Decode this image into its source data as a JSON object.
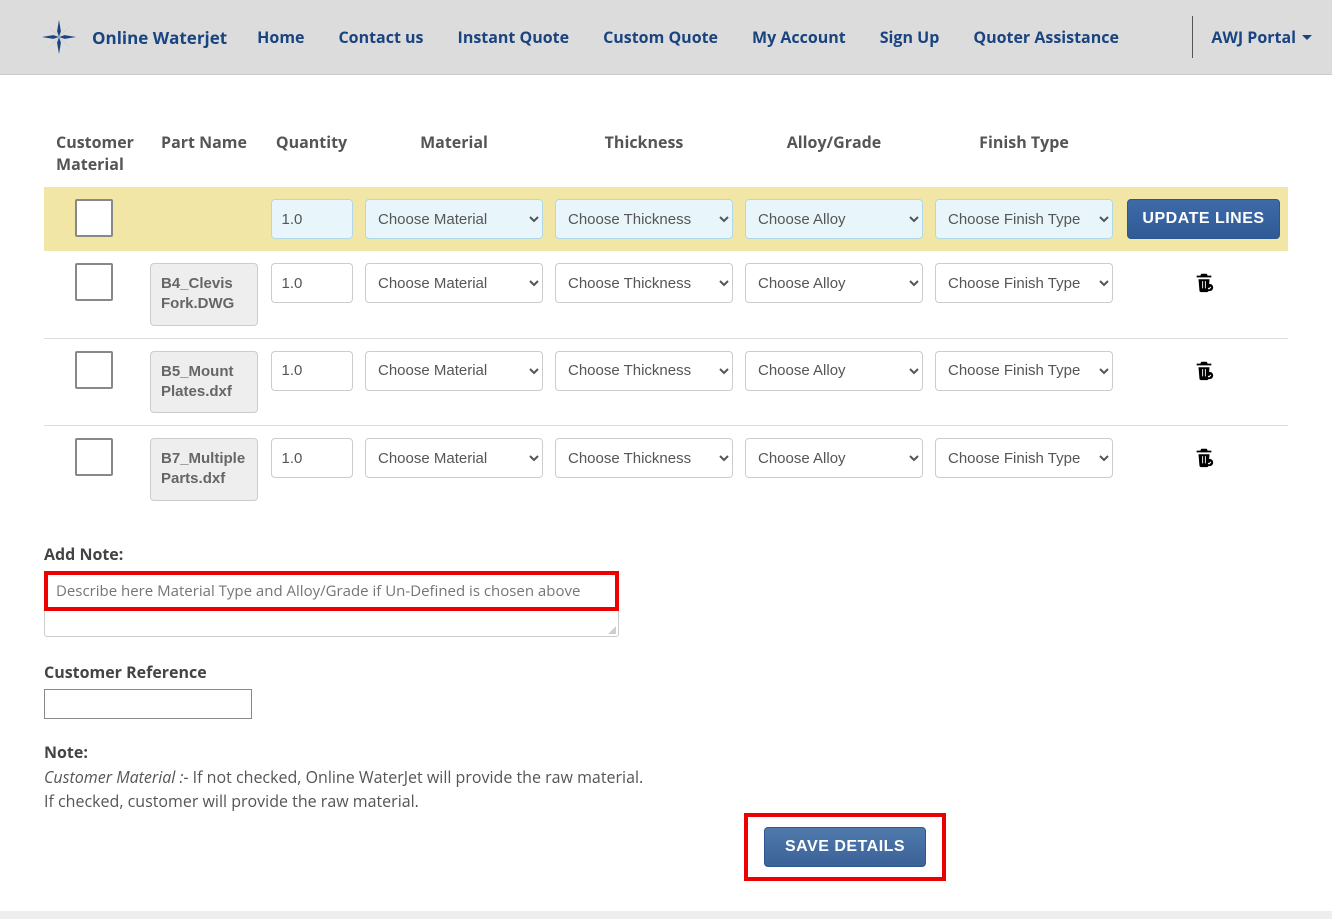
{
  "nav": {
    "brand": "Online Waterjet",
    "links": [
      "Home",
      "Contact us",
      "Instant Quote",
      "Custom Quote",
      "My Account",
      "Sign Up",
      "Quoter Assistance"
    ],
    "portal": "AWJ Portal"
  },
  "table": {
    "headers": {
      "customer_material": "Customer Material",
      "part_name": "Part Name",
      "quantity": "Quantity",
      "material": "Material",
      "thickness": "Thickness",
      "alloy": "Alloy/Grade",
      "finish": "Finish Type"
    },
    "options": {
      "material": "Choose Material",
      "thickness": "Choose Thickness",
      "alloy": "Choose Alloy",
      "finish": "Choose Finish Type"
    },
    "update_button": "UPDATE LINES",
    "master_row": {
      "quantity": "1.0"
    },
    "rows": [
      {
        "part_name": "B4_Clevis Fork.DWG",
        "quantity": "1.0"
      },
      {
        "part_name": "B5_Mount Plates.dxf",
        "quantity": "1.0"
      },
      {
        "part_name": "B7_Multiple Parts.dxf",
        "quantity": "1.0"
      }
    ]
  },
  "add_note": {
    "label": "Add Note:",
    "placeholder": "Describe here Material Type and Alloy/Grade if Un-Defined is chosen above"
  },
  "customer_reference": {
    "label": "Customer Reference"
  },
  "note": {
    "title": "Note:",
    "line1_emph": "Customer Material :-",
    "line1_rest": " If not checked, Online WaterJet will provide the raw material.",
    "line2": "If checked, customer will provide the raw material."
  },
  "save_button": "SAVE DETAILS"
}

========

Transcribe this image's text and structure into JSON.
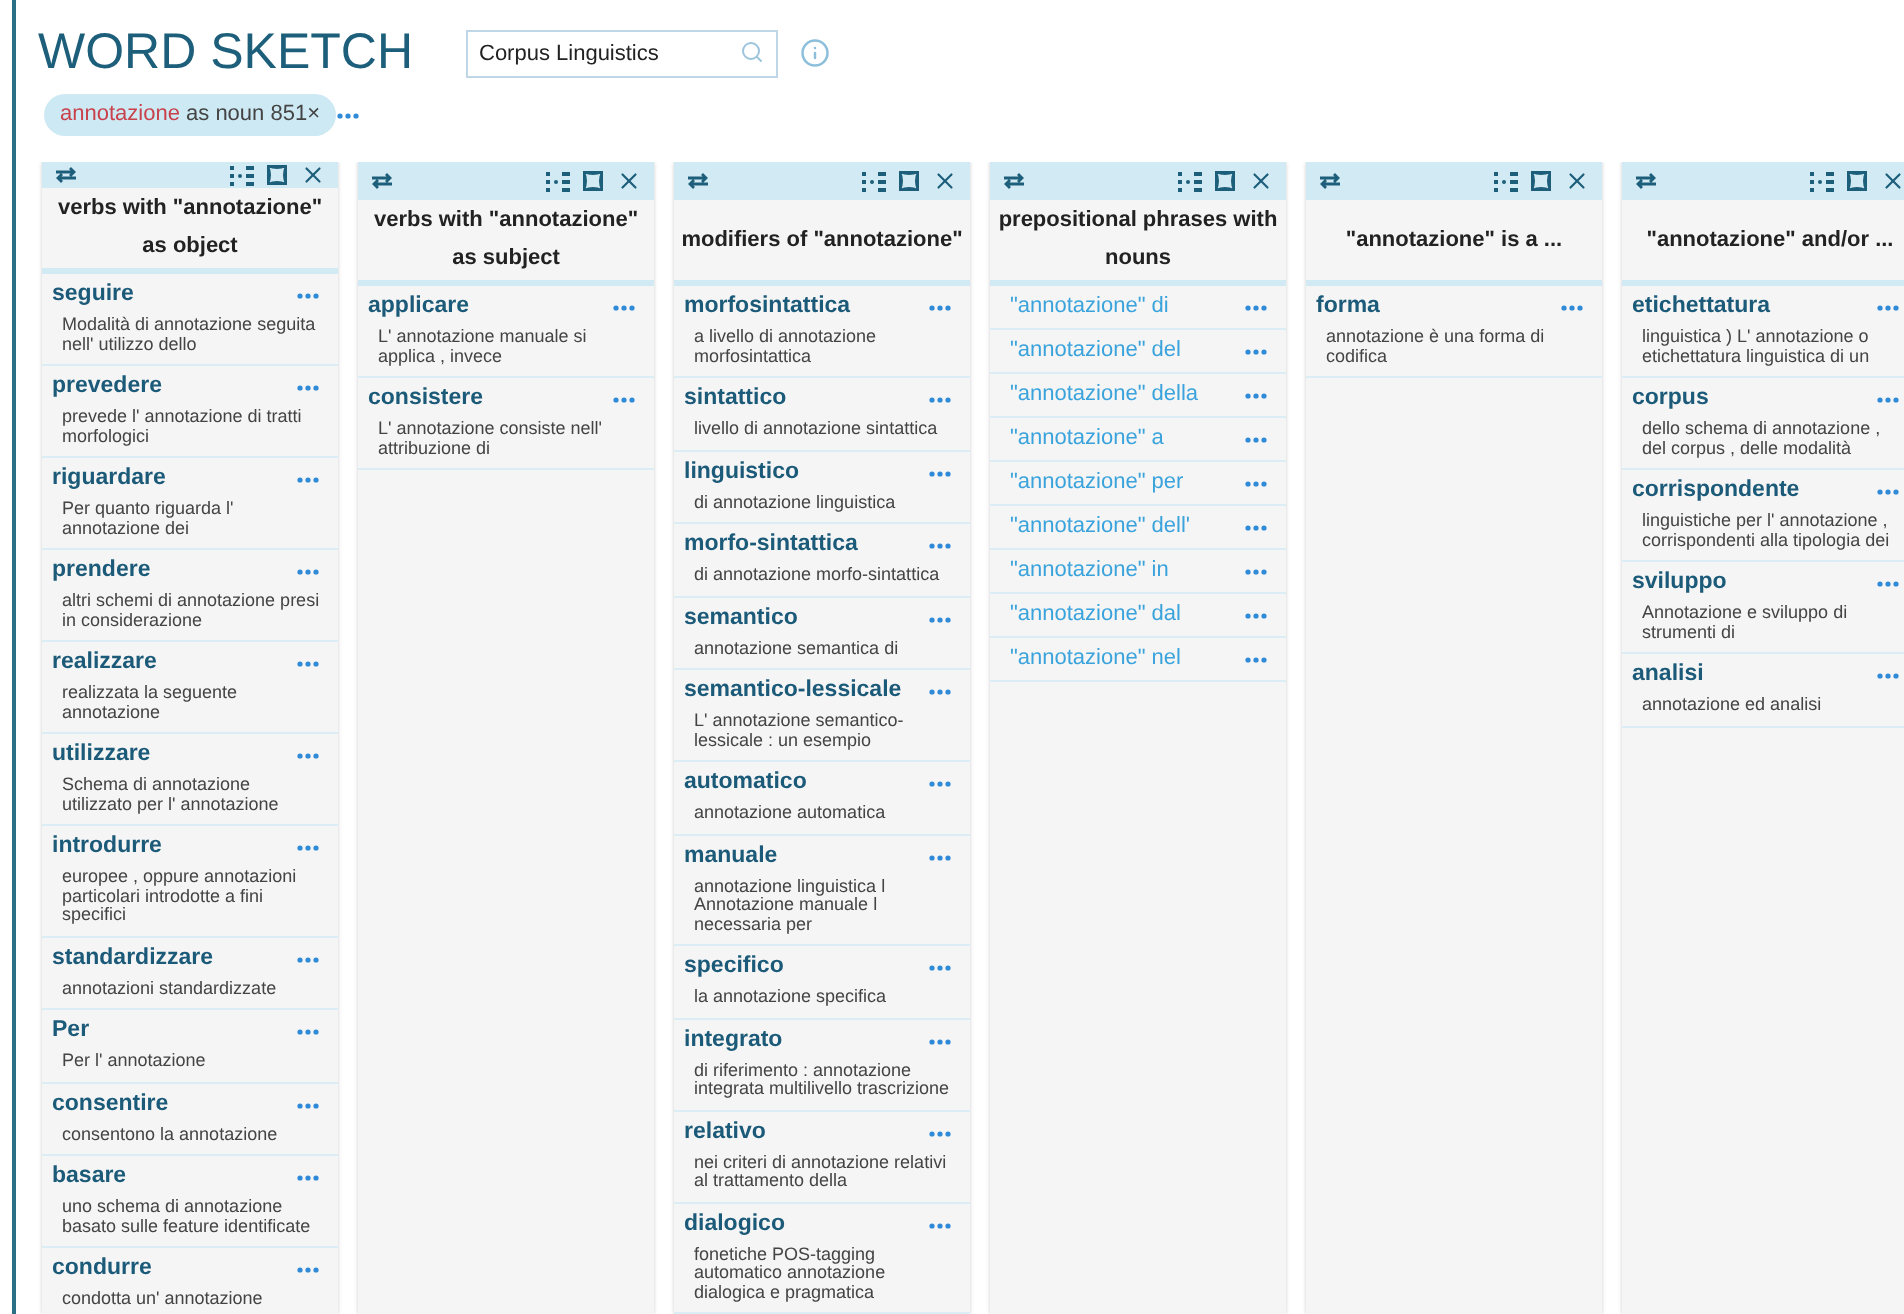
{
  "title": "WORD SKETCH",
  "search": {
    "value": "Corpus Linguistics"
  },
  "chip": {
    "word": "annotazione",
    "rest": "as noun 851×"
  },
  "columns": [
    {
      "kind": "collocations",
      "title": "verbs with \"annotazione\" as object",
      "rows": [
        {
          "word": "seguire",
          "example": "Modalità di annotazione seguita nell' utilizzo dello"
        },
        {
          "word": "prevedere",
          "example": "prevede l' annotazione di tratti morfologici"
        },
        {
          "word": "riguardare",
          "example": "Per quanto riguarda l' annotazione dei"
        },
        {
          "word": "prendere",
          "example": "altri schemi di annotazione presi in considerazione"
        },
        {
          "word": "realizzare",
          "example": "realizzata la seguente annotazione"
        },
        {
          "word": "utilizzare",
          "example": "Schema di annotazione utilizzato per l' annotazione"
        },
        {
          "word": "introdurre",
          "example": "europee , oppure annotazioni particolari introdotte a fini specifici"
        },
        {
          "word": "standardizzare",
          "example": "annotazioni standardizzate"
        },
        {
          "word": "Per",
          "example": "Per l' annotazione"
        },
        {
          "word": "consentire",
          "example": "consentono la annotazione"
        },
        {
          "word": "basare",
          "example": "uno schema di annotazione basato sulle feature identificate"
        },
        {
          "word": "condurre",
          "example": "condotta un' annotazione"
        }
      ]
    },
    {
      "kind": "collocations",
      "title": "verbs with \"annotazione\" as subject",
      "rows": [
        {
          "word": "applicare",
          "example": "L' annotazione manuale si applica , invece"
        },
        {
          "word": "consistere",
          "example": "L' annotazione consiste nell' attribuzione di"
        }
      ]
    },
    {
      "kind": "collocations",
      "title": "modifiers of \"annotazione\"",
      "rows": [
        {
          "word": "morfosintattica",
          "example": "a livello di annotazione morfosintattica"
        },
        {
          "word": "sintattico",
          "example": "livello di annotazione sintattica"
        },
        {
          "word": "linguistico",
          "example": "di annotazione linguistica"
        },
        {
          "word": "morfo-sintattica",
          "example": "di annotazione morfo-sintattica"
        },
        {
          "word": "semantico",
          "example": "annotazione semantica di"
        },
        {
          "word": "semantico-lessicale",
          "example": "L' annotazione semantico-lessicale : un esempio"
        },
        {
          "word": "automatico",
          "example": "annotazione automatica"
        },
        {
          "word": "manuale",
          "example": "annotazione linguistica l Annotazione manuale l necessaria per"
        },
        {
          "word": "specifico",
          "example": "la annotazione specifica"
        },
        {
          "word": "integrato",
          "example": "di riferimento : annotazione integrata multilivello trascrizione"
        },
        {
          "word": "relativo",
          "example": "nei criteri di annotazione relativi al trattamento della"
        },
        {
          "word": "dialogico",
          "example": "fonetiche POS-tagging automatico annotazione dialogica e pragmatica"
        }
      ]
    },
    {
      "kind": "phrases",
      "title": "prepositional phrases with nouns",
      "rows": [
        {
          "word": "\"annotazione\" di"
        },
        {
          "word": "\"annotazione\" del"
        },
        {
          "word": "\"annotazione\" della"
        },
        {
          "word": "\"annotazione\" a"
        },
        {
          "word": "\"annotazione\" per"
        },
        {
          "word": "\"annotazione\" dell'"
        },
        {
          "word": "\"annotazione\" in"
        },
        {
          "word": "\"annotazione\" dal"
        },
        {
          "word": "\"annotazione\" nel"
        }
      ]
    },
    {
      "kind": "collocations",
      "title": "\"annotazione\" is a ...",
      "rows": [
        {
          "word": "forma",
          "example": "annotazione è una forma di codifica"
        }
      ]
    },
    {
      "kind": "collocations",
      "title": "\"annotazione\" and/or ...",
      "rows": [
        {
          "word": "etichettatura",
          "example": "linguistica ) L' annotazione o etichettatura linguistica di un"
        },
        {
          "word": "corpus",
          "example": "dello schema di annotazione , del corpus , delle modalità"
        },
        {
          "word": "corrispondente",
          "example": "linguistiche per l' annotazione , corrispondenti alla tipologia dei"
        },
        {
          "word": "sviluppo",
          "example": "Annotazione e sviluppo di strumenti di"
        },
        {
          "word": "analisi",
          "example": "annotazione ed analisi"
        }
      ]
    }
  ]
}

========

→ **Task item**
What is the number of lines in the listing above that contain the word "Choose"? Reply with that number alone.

→ **Answer space**
4